Physiotherapy is beneficial for chronic low back pain, which is defined as back pain lasting more than 12 weeks. Manual therapy is more effective when combined with exercise and education, and indeed our profession is moving toward a path of ‘active’ therapy rather than ‘passive’ therapy because the evidence for better points us this way. Seek treatment or guidance from a physiotherapist if your symptoms prevent you from exercising, or if you are exercising and still experiencing pain.
Modifying our perception of pain is imperative when dealing with chronic pain, as our brains can often require themselves to associate normal activity with pain when it has been present for a long period of time. Avoiding activity due to fear of injury or pain is the tell-tale symptom, and everyone who presents with this will benefit from professional guidance.
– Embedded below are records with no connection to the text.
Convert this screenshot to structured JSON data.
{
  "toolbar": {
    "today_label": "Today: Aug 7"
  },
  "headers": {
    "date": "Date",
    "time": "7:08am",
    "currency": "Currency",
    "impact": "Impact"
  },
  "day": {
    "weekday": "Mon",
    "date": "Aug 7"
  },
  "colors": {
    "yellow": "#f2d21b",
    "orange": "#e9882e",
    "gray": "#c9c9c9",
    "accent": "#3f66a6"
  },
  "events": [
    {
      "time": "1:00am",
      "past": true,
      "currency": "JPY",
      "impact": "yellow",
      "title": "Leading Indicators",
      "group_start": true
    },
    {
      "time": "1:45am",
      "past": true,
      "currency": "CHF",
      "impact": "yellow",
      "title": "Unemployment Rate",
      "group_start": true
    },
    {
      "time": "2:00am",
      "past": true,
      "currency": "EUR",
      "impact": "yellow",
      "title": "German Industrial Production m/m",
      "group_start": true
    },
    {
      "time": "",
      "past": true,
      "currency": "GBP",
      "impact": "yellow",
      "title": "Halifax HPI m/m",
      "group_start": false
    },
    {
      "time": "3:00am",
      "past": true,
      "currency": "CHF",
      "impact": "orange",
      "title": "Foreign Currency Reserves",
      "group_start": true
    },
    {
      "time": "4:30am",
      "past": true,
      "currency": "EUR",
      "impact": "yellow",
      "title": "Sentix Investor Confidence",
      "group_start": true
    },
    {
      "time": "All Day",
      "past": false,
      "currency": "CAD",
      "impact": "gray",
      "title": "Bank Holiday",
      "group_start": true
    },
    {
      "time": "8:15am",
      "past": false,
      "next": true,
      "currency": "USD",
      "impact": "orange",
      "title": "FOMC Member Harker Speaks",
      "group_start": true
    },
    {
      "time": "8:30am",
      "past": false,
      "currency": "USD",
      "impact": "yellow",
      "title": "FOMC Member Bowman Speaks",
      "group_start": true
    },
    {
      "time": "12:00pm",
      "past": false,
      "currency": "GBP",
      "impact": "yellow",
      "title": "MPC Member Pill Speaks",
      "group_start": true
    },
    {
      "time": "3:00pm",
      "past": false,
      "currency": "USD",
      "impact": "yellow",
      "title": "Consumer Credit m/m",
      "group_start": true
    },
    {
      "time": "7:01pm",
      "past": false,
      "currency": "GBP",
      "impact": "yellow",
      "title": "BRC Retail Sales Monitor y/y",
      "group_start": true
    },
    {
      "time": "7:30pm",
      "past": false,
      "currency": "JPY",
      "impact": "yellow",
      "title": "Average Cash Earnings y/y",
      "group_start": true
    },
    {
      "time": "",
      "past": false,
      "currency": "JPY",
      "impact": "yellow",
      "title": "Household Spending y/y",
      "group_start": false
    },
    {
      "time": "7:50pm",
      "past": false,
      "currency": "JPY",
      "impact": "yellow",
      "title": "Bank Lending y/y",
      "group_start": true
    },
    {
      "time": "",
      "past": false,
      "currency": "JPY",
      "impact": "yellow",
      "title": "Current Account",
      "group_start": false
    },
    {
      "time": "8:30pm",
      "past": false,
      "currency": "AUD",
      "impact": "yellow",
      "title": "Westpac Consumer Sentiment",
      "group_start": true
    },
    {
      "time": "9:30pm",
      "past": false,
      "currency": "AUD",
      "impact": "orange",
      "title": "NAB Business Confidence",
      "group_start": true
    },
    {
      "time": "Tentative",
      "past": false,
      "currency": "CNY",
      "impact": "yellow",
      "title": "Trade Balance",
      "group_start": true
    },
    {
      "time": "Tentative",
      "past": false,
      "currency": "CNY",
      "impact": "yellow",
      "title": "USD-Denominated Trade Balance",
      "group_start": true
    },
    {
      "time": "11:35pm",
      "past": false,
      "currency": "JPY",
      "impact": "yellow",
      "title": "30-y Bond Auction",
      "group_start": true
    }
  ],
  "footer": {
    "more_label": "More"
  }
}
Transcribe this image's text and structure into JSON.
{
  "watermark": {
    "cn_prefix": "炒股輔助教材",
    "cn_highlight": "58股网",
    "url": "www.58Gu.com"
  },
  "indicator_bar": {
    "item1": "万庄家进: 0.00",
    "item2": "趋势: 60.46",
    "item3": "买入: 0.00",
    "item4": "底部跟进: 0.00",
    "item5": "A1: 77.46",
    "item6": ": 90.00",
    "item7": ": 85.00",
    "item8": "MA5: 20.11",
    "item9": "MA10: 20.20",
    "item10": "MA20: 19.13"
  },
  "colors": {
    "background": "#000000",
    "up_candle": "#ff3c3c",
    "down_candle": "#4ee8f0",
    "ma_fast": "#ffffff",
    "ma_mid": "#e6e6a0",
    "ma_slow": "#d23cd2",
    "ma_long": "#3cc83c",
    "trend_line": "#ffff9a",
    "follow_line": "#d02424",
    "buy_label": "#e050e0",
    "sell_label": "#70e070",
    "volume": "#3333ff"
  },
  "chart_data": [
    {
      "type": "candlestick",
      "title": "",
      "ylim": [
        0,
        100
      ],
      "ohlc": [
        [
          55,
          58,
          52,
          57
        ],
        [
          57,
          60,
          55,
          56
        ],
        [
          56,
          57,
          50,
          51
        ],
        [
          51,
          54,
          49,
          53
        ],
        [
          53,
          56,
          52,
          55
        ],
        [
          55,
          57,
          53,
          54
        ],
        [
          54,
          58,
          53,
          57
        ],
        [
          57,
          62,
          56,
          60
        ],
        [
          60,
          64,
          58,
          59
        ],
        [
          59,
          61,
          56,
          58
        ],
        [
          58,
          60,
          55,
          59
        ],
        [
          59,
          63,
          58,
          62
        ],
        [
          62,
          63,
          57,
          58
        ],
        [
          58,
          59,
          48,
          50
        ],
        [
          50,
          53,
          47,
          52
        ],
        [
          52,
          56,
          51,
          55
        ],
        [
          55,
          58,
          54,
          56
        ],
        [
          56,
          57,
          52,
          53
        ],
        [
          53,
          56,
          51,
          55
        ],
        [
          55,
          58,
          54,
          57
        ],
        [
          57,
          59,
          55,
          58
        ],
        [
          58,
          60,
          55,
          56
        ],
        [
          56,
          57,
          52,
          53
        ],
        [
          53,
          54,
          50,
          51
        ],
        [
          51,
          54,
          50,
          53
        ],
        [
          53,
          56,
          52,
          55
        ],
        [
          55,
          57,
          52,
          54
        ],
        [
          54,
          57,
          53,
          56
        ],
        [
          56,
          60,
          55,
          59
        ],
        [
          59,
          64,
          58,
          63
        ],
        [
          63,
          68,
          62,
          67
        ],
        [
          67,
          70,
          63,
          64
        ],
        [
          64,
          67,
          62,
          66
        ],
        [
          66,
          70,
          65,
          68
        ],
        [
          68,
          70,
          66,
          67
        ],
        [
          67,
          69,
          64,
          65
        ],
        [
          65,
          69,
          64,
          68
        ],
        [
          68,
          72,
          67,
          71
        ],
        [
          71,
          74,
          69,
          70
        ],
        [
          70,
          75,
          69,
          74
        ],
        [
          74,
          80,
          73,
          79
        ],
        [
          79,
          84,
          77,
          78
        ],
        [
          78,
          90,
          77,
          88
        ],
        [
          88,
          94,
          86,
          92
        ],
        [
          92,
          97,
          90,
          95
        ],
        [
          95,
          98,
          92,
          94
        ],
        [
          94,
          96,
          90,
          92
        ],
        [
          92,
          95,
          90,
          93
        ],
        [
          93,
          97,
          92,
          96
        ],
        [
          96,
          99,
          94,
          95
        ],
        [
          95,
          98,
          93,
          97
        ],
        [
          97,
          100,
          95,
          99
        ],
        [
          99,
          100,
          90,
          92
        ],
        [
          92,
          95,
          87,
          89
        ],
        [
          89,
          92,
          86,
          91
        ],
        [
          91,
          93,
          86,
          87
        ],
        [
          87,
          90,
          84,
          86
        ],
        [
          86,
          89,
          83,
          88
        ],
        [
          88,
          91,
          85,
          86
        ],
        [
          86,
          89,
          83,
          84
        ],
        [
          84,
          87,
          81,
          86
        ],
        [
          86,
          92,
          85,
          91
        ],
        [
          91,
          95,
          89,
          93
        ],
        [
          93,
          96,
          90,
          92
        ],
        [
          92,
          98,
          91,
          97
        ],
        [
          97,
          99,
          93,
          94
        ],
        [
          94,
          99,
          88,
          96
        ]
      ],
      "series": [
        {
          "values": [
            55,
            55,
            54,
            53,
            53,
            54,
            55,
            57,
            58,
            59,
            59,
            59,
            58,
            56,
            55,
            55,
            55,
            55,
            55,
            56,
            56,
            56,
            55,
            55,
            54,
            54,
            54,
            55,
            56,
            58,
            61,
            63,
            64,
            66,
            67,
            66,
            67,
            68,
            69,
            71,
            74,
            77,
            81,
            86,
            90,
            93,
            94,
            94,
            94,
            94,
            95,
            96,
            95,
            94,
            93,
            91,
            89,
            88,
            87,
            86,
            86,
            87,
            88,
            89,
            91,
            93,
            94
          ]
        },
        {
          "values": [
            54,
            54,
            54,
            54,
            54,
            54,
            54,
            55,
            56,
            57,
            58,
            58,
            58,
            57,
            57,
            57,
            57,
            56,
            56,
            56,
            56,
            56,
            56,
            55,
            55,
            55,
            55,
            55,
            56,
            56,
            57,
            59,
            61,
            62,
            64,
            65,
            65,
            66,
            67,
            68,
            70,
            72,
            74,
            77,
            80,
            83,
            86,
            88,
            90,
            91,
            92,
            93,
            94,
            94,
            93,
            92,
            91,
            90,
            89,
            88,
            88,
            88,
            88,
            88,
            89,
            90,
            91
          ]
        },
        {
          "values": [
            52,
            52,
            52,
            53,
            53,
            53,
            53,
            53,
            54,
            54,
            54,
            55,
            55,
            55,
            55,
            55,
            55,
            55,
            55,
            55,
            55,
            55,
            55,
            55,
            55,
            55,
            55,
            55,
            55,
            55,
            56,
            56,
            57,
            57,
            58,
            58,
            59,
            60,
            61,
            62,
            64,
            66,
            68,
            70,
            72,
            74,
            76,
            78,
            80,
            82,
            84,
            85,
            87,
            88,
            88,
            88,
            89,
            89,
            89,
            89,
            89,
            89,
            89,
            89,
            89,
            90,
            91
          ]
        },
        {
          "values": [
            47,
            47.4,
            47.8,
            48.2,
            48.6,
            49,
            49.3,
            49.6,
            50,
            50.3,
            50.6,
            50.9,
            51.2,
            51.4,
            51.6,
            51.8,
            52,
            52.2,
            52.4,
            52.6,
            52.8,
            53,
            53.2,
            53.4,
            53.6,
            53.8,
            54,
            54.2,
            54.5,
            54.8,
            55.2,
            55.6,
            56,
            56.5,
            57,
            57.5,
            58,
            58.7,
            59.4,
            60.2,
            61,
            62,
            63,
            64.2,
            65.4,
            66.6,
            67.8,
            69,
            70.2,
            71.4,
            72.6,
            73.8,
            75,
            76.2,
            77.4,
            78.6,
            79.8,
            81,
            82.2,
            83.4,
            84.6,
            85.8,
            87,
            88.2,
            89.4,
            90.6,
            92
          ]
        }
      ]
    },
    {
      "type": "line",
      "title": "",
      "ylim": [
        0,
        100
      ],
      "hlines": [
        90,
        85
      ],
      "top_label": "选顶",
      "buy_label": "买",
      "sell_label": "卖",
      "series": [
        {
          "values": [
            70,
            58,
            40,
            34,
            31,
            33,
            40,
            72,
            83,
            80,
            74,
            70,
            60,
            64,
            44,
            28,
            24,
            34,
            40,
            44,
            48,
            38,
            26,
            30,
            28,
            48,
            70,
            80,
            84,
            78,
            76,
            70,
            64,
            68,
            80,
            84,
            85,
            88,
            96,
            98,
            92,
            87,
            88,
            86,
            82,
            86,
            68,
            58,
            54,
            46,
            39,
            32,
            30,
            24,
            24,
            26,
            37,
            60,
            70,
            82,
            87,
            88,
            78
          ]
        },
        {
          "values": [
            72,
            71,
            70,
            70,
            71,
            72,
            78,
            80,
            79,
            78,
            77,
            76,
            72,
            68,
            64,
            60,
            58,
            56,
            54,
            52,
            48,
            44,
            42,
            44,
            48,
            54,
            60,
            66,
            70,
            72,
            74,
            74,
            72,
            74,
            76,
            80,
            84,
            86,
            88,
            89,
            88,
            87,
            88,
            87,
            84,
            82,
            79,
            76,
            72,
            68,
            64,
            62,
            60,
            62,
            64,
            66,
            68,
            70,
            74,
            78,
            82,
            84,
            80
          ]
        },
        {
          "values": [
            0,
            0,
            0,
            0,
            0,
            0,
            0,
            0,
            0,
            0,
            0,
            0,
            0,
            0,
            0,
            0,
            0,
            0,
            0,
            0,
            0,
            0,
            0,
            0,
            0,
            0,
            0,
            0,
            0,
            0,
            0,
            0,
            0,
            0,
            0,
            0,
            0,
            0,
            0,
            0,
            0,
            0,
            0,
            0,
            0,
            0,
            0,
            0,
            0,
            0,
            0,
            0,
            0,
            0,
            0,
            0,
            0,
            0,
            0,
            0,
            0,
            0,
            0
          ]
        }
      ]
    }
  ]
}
There is good evidence for other interventions for chronic back pain – psychological techniques such as cognitive behavioural therapy and dietary changes to reduce inflammatory aspects in our diets (look up the Diet Inflammatory Index) – as an adjunct to enable exercise in most cases. There is poor evidence around cortisone injections, glucosamine, magnesium and other supplements.
Even disc problems, which are often present in asymptomatic people, should be treated with exercise and physiotherapy for at least six weeks before radiology such as Xray or MRI is warranted. Indeed early radiology is associated with poorer outcomes and catastrophising of symptoms. The vast majority of disc injuries resolve or significantly improve within 3 months and further intervention is rarely necessary.